**Aim of the task:**
Your answer should be one number: the count of lines in the data below that include "value".

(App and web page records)
-*-
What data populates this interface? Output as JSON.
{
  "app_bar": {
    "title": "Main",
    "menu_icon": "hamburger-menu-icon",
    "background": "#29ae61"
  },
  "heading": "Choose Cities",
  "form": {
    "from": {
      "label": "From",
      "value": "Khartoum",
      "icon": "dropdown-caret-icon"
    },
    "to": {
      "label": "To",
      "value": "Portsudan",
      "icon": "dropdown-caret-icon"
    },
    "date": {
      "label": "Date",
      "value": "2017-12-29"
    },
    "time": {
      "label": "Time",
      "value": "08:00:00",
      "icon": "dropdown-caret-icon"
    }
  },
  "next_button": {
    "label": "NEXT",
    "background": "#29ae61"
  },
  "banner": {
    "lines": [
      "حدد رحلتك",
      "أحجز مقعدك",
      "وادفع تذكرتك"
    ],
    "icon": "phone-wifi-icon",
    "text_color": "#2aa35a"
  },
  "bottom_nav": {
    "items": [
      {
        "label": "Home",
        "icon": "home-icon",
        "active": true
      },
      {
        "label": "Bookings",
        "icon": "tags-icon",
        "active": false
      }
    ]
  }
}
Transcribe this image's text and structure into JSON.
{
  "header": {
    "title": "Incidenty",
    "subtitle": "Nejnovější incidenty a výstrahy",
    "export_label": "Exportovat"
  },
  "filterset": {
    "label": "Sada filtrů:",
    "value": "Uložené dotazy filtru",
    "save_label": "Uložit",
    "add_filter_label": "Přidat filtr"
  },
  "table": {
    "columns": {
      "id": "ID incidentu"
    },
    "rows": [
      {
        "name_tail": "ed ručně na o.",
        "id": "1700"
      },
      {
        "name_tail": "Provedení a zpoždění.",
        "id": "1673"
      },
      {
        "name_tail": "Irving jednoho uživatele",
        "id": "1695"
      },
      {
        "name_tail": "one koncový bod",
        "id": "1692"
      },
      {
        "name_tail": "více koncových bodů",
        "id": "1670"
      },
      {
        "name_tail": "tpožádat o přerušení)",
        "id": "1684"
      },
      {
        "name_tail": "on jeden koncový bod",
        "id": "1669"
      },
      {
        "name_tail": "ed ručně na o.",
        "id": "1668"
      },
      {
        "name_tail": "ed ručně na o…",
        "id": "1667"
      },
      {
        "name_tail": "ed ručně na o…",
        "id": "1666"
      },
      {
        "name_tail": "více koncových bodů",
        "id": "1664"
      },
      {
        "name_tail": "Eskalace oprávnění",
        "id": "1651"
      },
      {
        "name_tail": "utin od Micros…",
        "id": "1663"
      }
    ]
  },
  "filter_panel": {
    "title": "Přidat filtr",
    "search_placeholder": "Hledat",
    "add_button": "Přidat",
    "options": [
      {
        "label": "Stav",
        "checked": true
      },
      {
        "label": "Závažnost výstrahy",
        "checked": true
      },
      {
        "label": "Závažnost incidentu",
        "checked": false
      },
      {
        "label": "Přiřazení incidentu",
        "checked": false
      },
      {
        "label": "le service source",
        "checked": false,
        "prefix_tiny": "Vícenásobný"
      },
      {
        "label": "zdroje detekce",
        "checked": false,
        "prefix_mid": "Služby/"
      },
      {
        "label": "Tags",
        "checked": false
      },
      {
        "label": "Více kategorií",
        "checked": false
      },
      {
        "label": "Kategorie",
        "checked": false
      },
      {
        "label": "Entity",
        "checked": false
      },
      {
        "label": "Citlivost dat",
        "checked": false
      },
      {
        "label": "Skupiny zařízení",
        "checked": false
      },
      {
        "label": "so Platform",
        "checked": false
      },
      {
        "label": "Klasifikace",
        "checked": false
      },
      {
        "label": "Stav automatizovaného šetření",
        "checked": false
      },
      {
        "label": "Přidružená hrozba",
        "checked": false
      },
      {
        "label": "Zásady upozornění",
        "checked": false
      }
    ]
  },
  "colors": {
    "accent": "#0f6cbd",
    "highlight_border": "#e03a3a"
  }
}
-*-
**Your response:**
5